Could you print every entry below exactly as given?

▶ **STORED DATA**:
━━━━━━━━━━

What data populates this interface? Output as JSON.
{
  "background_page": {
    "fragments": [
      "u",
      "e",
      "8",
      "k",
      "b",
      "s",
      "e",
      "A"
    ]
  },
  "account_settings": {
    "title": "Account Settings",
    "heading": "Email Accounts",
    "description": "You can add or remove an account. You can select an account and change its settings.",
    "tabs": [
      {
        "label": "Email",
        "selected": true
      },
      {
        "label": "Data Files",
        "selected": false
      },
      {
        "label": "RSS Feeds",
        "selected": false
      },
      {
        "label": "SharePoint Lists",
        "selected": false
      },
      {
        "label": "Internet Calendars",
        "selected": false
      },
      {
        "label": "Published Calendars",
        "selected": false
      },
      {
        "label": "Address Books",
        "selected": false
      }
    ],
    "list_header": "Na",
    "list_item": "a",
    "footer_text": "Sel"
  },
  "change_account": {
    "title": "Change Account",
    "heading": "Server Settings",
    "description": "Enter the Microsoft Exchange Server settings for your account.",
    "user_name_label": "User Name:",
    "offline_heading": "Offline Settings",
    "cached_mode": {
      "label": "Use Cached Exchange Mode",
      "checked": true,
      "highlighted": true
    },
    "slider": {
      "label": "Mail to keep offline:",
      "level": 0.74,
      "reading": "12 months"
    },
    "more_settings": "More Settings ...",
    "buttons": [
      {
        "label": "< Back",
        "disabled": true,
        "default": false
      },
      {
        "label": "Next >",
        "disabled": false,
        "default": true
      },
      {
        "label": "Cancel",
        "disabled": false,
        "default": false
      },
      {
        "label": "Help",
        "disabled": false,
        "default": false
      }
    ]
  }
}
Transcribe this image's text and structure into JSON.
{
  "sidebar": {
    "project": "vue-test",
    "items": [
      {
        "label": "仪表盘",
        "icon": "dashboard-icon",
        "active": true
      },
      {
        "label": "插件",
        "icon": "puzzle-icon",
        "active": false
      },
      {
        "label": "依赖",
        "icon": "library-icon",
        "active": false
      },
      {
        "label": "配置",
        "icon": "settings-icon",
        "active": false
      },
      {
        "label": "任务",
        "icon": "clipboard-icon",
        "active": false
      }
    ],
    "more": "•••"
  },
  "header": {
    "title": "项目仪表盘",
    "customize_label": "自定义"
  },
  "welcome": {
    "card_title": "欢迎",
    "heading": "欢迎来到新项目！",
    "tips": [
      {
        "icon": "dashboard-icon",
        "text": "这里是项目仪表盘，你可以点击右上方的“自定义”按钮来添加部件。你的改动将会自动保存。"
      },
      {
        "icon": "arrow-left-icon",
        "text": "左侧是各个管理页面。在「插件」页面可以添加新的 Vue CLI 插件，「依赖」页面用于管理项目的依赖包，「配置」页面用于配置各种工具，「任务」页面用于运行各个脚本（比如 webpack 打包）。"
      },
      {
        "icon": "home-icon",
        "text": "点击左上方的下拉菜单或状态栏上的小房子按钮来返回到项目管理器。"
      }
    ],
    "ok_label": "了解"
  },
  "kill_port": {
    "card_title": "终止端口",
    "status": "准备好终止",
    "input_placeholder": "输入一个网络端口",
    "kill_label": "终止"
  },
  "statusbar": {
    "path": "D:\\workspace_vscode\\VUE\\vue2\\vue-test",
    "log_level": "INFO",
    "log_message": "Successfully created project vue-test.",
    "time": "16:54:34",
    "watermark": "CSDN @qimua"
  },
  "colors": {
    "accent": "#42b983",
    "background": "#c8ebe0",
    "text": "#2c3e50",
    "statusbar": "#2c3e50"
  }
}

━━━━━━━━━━

▶ **RESPONSE**:
What data populates this interface? Output as JSON.
{
  "background_page": {
    "fragments": [
      "u",
      "e",
      "8",
      "k",
      "b",
      "s",
      "e",
      "A"
    ]
  },
  "account_settings": {
    "title": "Account Settings",
    "heading": "Email Accounts",
    "description": "You can add or remove an account. You can select an account and change its settings.",
    "tabs": [
      {
        "label": "Email",
        "selected": true
      },
      {
        "label": "Data Files",
        "selected": false
      },
      {
        "label": "RSS Feeds",
        "selected": false
      },
      {
        "label": "SharePoint Lists",
        "selected": false
      },
      {
        "label": "Internet Calendars",
        "selected": false
      },
      {
        "label": "Published Calendars",
        "selected": false
      },
      {
        "label": "Address Books",
        "selected": false
      }
    ],
    "list_header": "Na",
    "list_item": "a",
    "footer_text": "Sel"
  },
  "change_account": {
    "title": "Change Account",
    "heading": "Server Settings",
    "description": "Enter the Microsoft Exchange Server settings for your account.",
    "user_name_label": "User Name:",
    "offline_heading": "Offline Settings",
    "cached_mode": {
      "label": "Use Cached Exchange Mode",
      "checked": true,
      "highlighted": true
    },
    "slider": {
      "label": "Mail to keep offline:",
      "level": 0.74,
      "reading": "12 months"
    },
    "more_settings": "More Settings ...",
    "buttons": [
      {
        "label": "< Back",
        "disabled": true,
        "default": false
      },
      {
        "label": "Next >",
        "disabled": false,
        "default": true
      },
      {
        "label": "Cancel",
        "disabled": false,
        "default": false
      },
      {
        "label": "Help",
        "disabled": false,
        "default": false
      }
    ]
  }
}
Transcribe this image's text and structure into JSON.
{
  "sidebar": {
    "project": "vue-test",
    "items": [
      {
        "label": "仪表盘",
        "icon": "dashboard-icon",
        "active": true
      },
      {
        "label": "插件",
        "icon": "puzzle-icon",
        "active": false
      },
      {
        "label": "依赖",
        "icon": "library-icon",
        "active": false
      },
      {
        "label": "配置",
        "icon": "settings-icon",
        "active": false
      },
      {
        "label": "任务",
        "icon": "clipboard-icon",
        "active": false
      }
    ],
    "more": "•••"
  },
  "header": {
    "title": "项目仪表盘",
    "customize_label": "自定义"
  },
  "welcome": {
    "card_title": "欢迎",
    "heading": "欢迎来到新项目！",
    "tips": [
      {
        "icon": "dashboard-icon",
        "text": "这里是项目仪表盘，你可以点击右上方的“自定义”按钮来添加部件。你的改动将会自动保存。"
      },
      {
        "icon": "arrow-left-icon",
        "text": "左侧是各个管理页面。在「插件」页面可以添加新的 Vue CLI 插件，「依赖」页面用于管理项目的依赖包，「配置」页面用于配置各种工具，「任务」页面用于运行各个脚本（比如 webpack 打包）。"
      },
      {
        "icon": "home-icon",
        "text": "点击左上方的下拉菜单或状态栏上的小房子按钮来返回到项目管理器。"
      }
    ],
    "ok_label": "了解"
  },
  "kill_port": {
    "card_title": "终止端口",
    "status": "准备好终止",
    "input_placeholder": "输入一个网络端口",
    "kill_label": "终止"
  },
  "statusbar": {
    "path": "D:\\workspace_vscode\\VUE\\vue2\\vue-test",
    "log_level": "INFO",
    "log_message": "Successfully created project vue-test.",
    "time": "16:54:34",
    "watermark": "CSDN @qimua"
  },
  "colors": {
    "accent": "#42b983",
    "background": "#c8ebe0",
    "text": "#2c3e50",
    "statusbar": "#2c3e50"
  }
}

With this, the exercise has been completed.